Smaller SEMA to return to profit by September after ‘traumatic’ month

John Stewart, who led the four-man management buyout team, told ProPrint “we should be profitable in our first quarter” following a “very significant” cost-cutting drive by administrator PPB Advisory.

Sales will also need to increase for Australia’s third-largest transactional printer to return to the black, he added.

The new owners have bought the company name, plant, equipment and intellectual property and are negotiating leases over premises and some equipment. They have also taken over some staff and their liabilities, he added – but not the old company or its mountain of debt.

Stewart said SEMA would be operating as a new entity, while the debt, which could amount to up to $7.3 million, would remain with the old business.

Stewart, who runs a consultancy firm, will become SEMA’s managing director. The other shareholders are Brent McCulloch, who will remain as chief operating officer, Brian Smith, who will remain as head of marketing, and former ABnote business manager Chris Williams, who will become head of sales.

SEMA’s founders and former owners, Peter Davies and Paul Costello, are no longer involved, according to Stewart.

Stewart was brought in eight weeks ago to advise Davies and Costello and saw such potential in the company that he decided to buy it.

He declined to reveal how much the four men had paid for SEMA or the size of their individual shareholdings.

SEMA was forced into administration on 17 May because although the previous management team had had the right strategy, it had been unable to pay for it, according to Stewart.

The strategy, which is still being implemented, involved moving to a single software platform with GMC and introducing continuous colour printing with two new Impika iPrint eVolutions.

The first press was commissioned in Sydney in March. The second press, which had been expected to arrive in Melbourne in May, has not been installed. Talks about acquiring that second Impika are ongoing, while the GMC implementation is yet to be finalised, said Stewart.

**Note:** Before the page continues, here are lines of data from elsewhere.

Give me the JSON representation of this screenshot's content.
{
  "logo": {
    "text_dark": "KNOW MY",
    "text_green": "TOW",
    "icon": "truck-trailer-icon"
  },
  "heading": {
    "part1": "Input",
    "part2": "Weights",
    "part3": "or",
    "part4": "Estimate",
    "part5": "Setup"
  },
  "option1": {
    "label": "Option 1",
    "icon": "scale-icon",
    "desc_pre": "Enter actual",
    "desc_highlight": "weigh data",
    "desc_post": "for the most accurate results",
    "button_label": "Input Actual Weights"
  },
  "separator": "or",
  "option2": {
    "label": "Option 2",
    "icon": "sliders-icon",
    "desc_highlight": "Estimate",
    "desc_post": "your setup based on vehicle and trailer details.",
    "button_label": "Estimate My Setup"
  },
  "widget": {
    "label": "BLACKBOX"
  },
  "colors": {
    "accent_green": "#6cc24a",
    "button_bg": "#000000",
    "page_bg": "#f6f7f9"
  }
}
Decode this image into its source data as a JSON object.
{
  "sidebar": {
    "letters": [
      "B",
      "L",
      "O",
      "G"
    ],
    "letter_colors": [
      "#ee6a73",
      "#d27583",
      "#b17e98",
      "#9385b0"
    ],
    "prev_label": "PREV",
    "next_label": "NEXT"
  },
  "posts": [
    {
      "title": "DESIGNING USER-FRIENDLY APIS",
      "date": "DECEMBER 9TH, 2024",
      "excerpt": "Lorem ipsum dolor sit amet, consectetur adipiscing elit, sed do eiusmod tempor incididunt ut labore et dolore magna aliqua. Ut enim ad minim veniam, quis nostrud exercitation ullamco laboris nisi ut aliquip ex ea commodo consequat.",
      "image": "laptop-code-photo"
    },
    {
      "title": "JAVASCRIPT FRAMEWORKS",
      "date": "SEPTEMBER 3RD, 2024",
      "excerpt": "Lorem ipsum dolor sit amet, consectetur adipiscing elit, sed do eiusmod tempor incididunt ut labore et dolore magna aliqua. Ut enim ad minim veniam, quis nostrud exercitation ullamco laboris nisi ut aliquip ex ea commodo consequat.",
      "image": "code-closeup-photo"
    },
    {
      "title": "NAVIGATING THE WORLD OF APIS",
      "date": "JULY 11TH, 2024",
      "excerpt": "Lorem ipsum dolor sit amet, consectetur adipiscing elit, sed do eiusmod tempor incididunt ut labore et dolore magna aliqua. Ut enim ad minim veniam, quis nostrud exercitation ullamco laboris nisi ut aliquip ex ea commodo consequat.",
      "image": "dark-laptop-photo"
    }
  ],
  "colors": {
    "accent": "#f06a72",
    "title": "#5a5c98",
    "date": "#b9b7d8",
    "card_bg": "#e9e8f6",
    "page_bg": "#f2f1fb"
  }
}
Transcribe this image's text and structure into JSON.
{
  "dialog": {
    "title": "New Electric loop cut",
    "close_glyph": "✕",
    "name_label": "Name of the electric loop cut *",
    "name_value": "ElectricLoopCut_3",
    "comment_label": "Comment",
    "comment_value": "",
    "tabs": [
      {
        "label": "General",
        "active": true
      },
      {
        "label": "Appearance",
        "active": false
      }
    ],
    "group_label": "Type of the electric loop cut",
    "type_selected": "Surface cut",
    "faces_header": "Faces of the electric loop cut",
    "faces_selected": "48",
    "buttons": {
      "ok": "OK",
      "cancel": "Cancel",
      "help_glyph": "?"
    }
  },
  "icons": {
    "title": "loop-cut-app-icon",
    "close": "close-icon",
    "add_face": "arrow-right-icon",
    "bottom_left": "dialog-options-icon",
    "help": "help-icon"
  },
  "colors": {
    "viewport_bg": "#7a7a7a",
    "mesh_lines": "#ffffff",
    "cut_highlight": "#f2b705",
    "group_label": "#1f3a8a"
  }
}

He explained the four partners had been inspired to buy SEMA thanks to “the support of the customers”, who told them the existence of SEMA ensured competition in a sector dominated by major players Salmat and Computershare.

“They felt the sector was better served with a strong SEMA,” he said.

“I think Salmat and Computershare run pretty good businesses and if we get ourselves to being properly compared with them we would have done a very good job,” he added.

Stewart said SEMA would probably follow its two rivals into digital post, but through partnerships rather than its own venture.

He also said SEMA’s “blue-chip customer base” had an ongoing need for print, but it was now up to the new management team to prove it could service their needs.

He said some key customers had walked away during the administration process, but were expected to return in the next three or four months after expressing a willingness to talk to SEMA.

“The customers have been very positive. The staff are still trying to come to grips with things. It’s a very traumatic experience to have the administrators in,” he said.

“We’ve got a lot of work to do to rebuilding the confidence of the staff in the management team because perhaps the previous management team have let them down.”

Read ProPrint’s analysis on the rise of digital postboxes.

Comment below to have your say on this story.

If you have a news story or tip-off, get in touch at [email protected]  

Sign up to the Sprinter newsletter

Leave a comment:

Your email address will not be published. All fields are required


Subscribe To Our Newsletter

Join our mailing list to receive the latest news and updates from our team.
  • This field is for validation purposes and should be left unchanged.